BRCA test results affect patients? surgery plans
Women diagnosed with breast cancer often face a crucial decision about the extent of their surgical treatment. Many meet national guidelines recommending testing for mutations in the BRCA 1 and 2 genes, which carry a substantial risk of future cancer. A new study reports that among women with breast cancer who undergo recommended testing before surgery, more than 7 in 10 who test positive will change their surgical plan, typically opting for a more extensive procedure such as a double mastectomy and sometimes ovary removal.
‘As soon as somebody hears they have a 65 percent chance of a new breast cancer in the future or an up to 60 percent chance of ovarian cancer, they are likely to do whatever they can to prevent that,’ said lead author Dr. Elizabeth Lokich, an obstetrics and gynecology fellow in the Warren Alpert Medical School of Brown University and at Women & Infants Hospital.
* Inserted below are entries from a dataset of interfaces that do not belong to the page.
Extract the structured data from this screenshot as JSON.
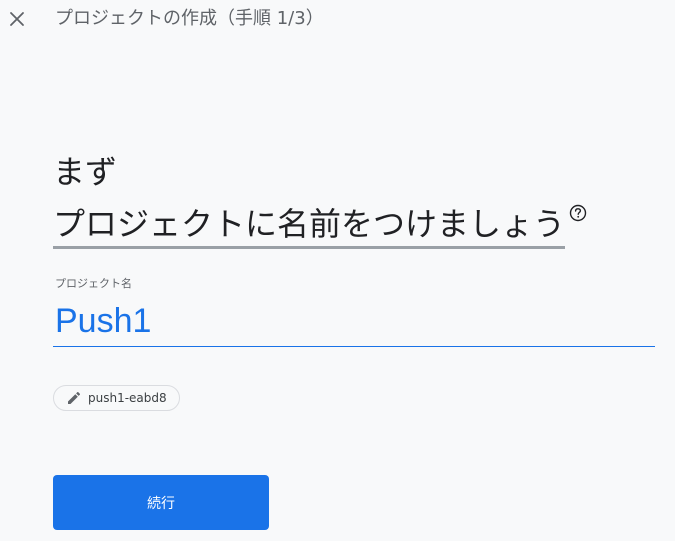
{
  "header": {
    "close_icon": "close-icon",
    "title": "プロジェクトの作成（手順 1/3）"
  },
  "headline": {
    "line1": "まず",
    "line2": "プロジェクトに名前をつけましょう",
    "help_icon": "help-circle-icon"
  },
  "project_name": {
    "label": "プロジェクト名",
    "value": "Push1"
  },
  "project_id_chip": {
    "icon": "pencil-icon",
    "text": "push1-eabd8"
  },
  "actions": {
    "continue_label": "続行"
  },
  "colors": {
    "accent": "#1a73e8",
    "background": "#f8f9fa",
    "text_primary": "#202124",
    "text_secondary": "#5f6368"
  }
}
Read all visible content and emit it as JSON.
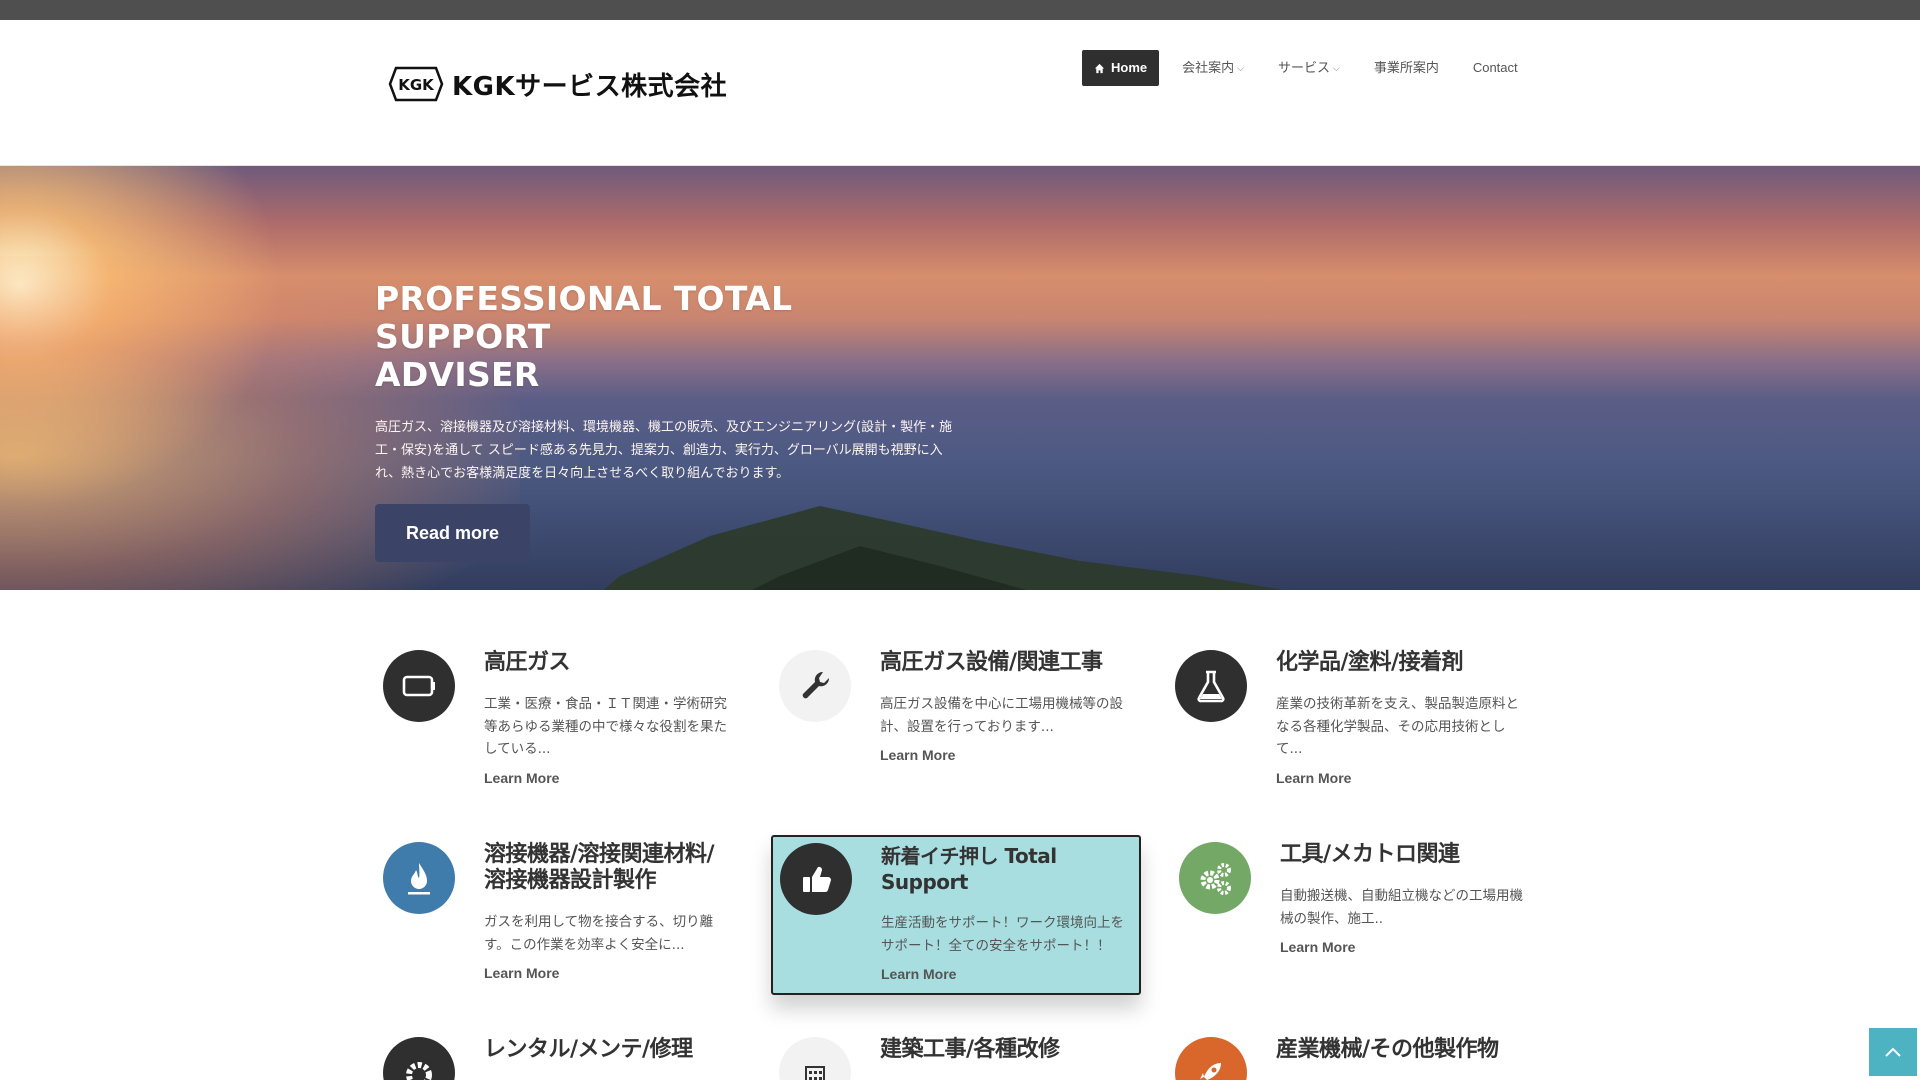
{
  "site": {
    "logo_text": "KGKサービス株式会社",
    "logo_mark_text": "KGK"
  },
  "nav": {
    "items": [
      {
        "label": "Home",
        "active": true
      },
      {
        "label": "会社案内",
        "dropdown": true
      },
      {
        "label": "サービス",
        "dropdown": true
      },
      {
        "label": "事業所案内"
      },
      {
        "label": "Contact"
      }
    ]
  },
  "hero": {
    "title_line1": "PROFESSIONAL TOTAL SUPPORT",
    "title_line2": "ADVISER",
    "text": "高圧ガス、溶接機器及び溶接材料、環境機器、機工の販売、及びエンジニアリング(設計・製作・施工・保安)を通して スピード感ある先見力、提案力、創造力、実行力、グローバル展開も視野に入れ、熱き心でお客様満足度を日々向上させるべく取り組んでおります。",
    "button_label": "Read more"
  },
  "features": [
    {
      "title": "高圧ガス",
      "desc": "工業・医療・食品・ＩＴ関連・学術研究等あらゆる業種の中で様々な役割を果たしている...",
      "link": "Learn More",
      "icon": "battery-icon",
      "color": "#2f2f2f"
    },
    {
      "title": "高圧ガス設備/関連工事",
      "desc": "高圧ガス設備を中心に工場用機械等の設計、設置を行っております...",
      "link": "Learn More",
      "icon": "wrench-icon",
      "color": "#f2f2f2"
    },
    {
      "title": "化学品/塗料/接着剤",
      "desc": "産業の技術革新を支え、製品製造原料となる各種化学製品、その応用技術として...",
      "link": "Learn More",
      "icon": "flask-icon",
      "color": "#2f2f2f"
    },
    {
      "title": "溶接機器/溶接関連材料/溶接機器設計製作",
      "desc": "ガスを利用して物を接合する、切り離す。この作業を効率よく安全に...",
      "link": "Learn More",
      "icon": "flame-icon",
      "color": "#3f7bab"
    },
    {
      "title": "新着イチ押し Total Support",
      "desc": "生産活動をサポート！ワーク環境向上をサポート！全ての安全をサポート！！",
      "link": "Learn More",
      "icon": "thumbs-up-icon",
      "color": "#2f2f2f"
    },
    {
      "title": "工具/メカトロ関連",
      "desc": "自動搬送機、自動組立機などの工場用機械の製作、施工..",
      "link": "Learn More",
      "icon": "gears-icon",
      "color": "#74a866"
    },
    {
      "title": "レンタル/メンテ/修理",
      "desc": "",
      "link": "",
      "icon": "gear-icon",
      "color": "#2f2f2f"
    },
    {
      "title": "建築工事/各種改修",
      "desc": "",
      "link": "",
      "icon": "building-icon",
      "color": "#f2f2f2"
    },
    {
      "title": "産業機械/その他製作物",
      "desc": "",
      "link": "",
      "icon": "rocket-icon",
      "color": "#d9662b"
    }
  ],
  "scroll_top": {
    "icon": "chevron-up-icon"
  }
}
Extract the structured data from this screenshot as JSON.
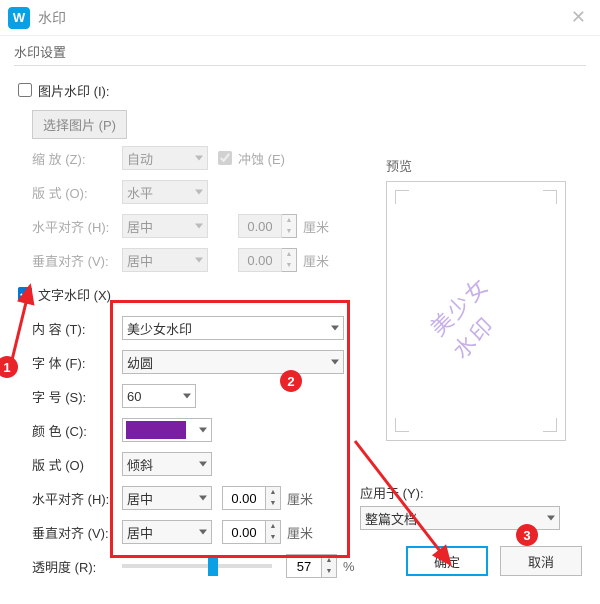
{
  "titlebar": {
    "title": "水印"
  },
  "group": {
    "title": "水印设置"
  },
  "img_wm": {
    "checkbox_label": "图片水印 (I):",
    "select_btn": "选择图片 (P)",
    "scale_label": "缩  放 (Z):",
    "scale_value": "自动",
    "wash_label": "冲蚀 (E)",
    "layout_label": "版  式 (O):",
    "layout_value": "水平",
    "halign_label": "水平对齐 (H):",
    "halign_value": "居中",
    "halign_num": "0.00",
    "valign_label": "垂直对齐 (V):",
    "valign_value": "居中",
    "valign_num": "0.00",
    "unit": "厘米"
  },
  "txt_wm": {
    "checkbox_label": "文字水印 (X)",
    "content_label": "内  容 (T):",
    "content_value": "美少女水印",
    "font_label": "字  体 (F):",
    "font_value": "幼圆",
    "size_label": "字  号 (S):",
    "size_value": "60",
    "color_label": "颜  色 (C):",
    "color_value": "#7a1fa2",
    "layout_label": "版  式 (O)",
    "layout_value": "倾斜",
    "halign_label": "水平对齐 (H):",
    "halign_value": "居中",
    "halign_num": "0.00",
    "valign_label": "垂直对齐 (V):",
    "valign_value": "居中",
    "valign_num": "0.00",
    "unit": "厘米",
    "opacity_label": "透明度 (R):",
    "opacity_value": "57",
    "opacity_pct": "%"
  },
  "preview": {
    "title": "预览",
    "text": "美少女水印"
  },
  "apply": {
    "label": "应用于 (Y):",
    "value": "整篇文档"
  },
  "buttons": {
    "ok": "确定",
    "cancel": "取消"
  },
  "badges": {
    "b1": "1",
    "b2": "2",
    "b3": "3"
  }
}
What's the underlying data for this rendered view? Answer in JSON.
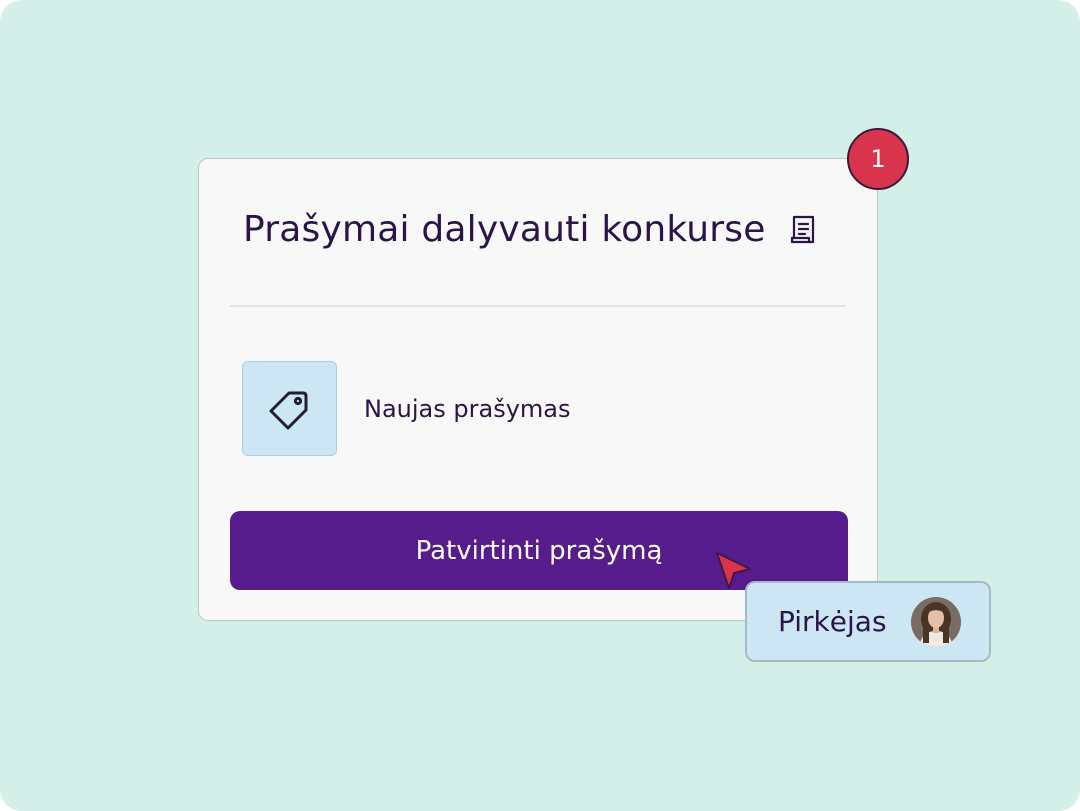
{
  "card": {
    "title": "Prašymai dalyvauti konkurse",
    "title_icon": "document-icon",
    "item": {
      "label": "Naujas prašymas",
      "icon": "tag-icon"
    },
    "confirm_button_label": "Patvirtinti prašymą"
  },
  "notification_badge": {
    "count": "1"
  },
  "user_tag": {
    "name": "Pirkėjas",
    "avatar_icon": "avatar"
  },
  "cursor_icon": "cursor-pointer-icon",
  "colors": {
    "background": "#d4eee8",
    "card": "#f8f8f9",
    "primary": "#571c8c",
    "badge": "#d8344e",
    "tag_tint": "#cce6f4",
    "text": "#2a1449"
  }
}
The study appears with the recommendation that women who meet National Comprehensive Cancer Network guidelines for genetic testing (nccn.org) get the test before deciding on their surgery.
‘Particularly because of what we found